> [Task input]:

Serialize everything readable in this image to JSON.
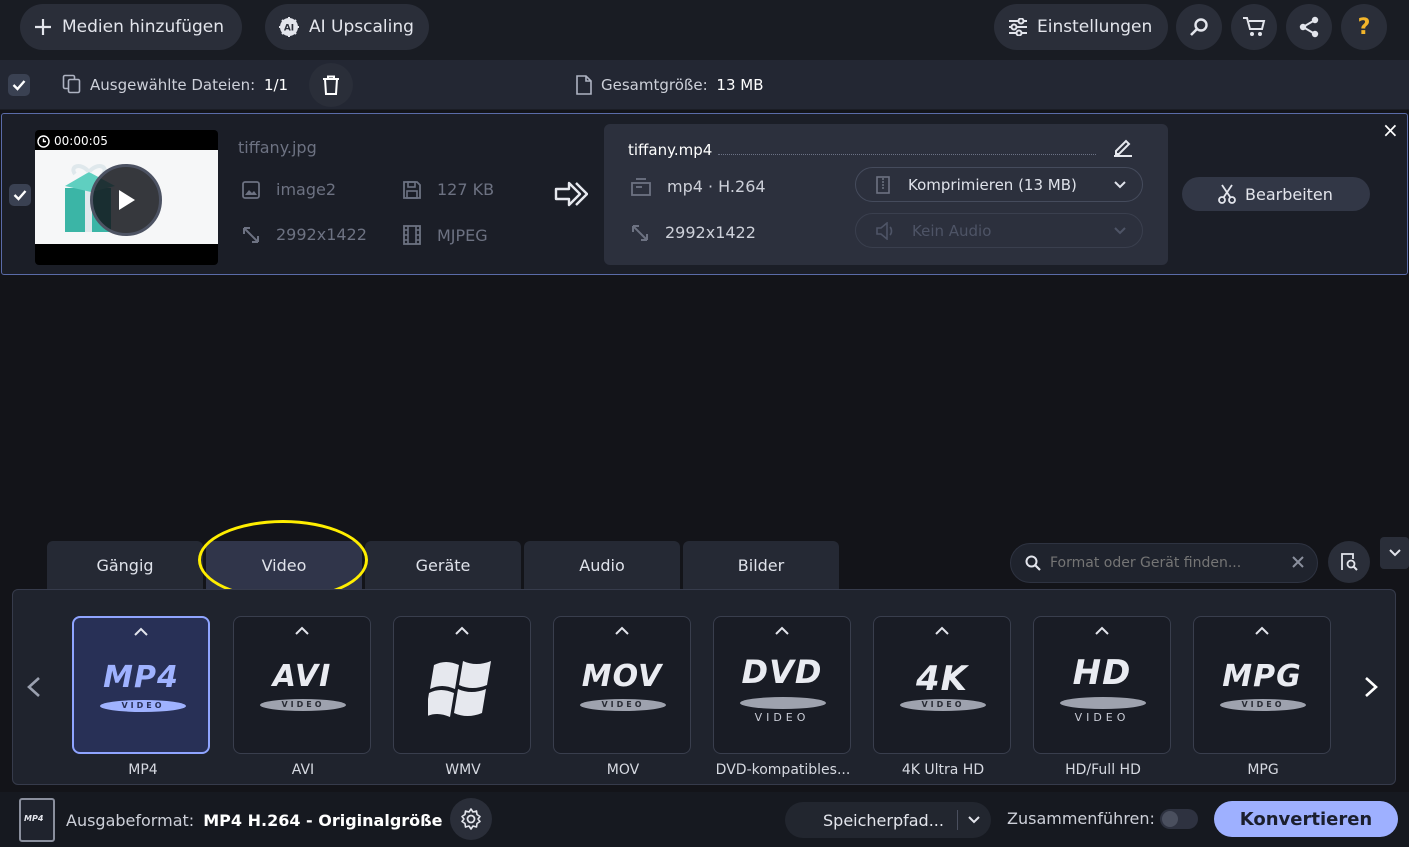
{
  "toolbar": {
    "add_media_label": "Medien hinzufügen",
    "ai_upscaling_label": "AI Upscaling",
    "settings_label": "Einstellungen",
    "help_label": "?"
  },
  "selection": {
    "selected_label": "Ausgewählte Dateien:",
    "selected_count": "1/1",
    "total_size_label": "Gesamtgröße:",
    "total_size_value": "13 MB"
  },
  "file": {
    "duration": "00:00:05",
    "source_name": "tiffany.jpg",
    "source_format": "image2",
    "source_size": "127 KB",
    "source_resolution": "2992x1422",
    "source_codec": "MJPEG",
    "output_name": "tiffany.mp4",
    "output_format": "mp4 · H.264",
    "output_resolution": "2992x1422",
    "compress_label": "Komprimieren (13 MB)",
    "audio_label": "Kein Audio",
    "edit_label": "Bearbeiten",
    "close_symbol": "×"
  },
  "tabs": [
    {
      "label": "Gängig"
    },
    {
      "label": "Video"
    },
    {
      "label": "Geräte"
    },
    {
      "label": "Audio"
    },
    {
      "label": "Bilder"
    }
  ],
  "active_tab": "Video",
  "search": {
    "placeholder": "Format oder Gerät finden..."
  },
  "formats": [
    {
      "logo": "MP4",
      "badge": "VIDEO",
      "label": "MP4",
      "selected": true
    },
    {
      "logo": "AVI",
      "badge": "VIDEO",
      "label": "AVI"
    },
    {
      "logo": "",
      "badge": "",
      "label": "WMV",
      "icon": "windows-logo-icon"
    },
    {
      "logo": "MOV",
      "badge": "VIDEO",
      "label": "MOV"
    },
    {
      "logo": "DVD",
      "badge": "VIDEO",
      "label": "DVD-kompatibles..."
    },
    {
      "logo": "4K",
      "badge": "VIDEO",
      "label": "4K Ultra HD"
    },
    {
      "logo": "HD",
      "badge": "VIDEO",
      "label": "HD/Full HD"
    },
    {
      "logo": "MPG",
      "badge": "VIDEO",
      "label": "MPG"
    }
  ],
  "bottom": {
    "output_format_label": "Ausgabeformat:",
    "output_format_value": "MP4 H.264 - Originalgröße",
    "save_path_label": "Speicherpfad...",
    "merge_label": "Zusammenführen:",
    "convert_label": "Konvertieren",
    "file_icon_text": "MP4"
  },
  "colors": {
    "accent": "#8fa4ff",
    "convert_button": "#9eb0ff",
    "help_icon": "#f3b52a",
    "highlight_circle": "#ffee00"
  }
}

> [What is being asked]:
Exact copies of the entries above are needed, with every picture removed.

> [Your solution]:
Serialize everything readable in this image to JSON.
{
  "toolbar": {
    "add_media_label": "Medien hinzufügen",
    "ai_upscaling_label": "AI Upscaling",
    "settings_label": "Einstellungen",
    "help_label": "?"
  },
  "selection": {
    "selected_label": "Ausgewählte Dateien:",
    "selected_count": "1/1",
    "total_size_label": "Gesamtgröße:",
    "total_size_value": "13 MB"
  },
  "file": {
    "duration": "00:00:05",
    "source_name": "tiffany.jpg",
    "source_format": "image2",
    "source_size": "127 KB",
    "source_resolution": "2992x1422",
    "source_codec": "MJPEG",
    "output_name": "tiffany.mp4",
    "output_format": "mp4 · H.264",
    "output_resolution": "2992x1422",
    "compress_label": "Komprimieren (13 MB)",
    "audio_label": "Kein Audio",
    "edit_label": "Bearbeiten",
    "close_symbol": "×"
  },
  "tabs": [
    {
      "label": "Gängig"
    },
    {
      "label": "Video"
    },
    {
      "label": "Geräte"
    },
    {
      "label": "Audio"
    },
    {
      "label": "Bilder"
    }
  ],
  "active_tab": "Video",
  "search": {
    "placeholder": "Format oder Gerät finden..."
  },
  "formats": [
    {
      "logo": "MP4",
      "badge": "VIDEO",
      "label": "MP4",
      "selected": true
    },
    {
      "logo": "AVI",
      "badge": "VIDEO",
      "label": "AVI"
    },
    {
      "logo": "",
      "badge": "",
      "label": "WMV",
      "icon": "windows-logo-icon"
    },
    {
      "logo": "MOV",
      "badge": "VIDEO",
      "label": "MOV"
    },
    {
      "logo": "DVD",
      "badge": "VIDEO",
      "label": "DVD-kompatibles..."
    },
    {
      "logo": "4K",
      "badge": "VIDEO",
      "label": "4K Ultra HD"
    },
    {
      "logo": "HD",
      "badge": "VIDEO",
      "label": "HD/Full HD"
    },
    {
      "logo": "MPG",
      "badge": "VIDEO",
      "label": "MPG"
    }
  ],
  "bottom": {
    "output_format_label": "Ausgabeformat:",
    "output_format_value": "MP4 H.264 - Originalgröße",
    "save_path_label": "Speicherpfad...",
    "merge_label": "Zusammenführen:",
    "convert_label": "Konvertieren",
    "file_icon_text": "MP4"
  },
  "colors": {
    "accent": "#8fa4ff",
    "convert_button": "#9eb0ff",
    "help_icon": "#f3b52a",
    "highlight_circle": "#ffee00"
  }
}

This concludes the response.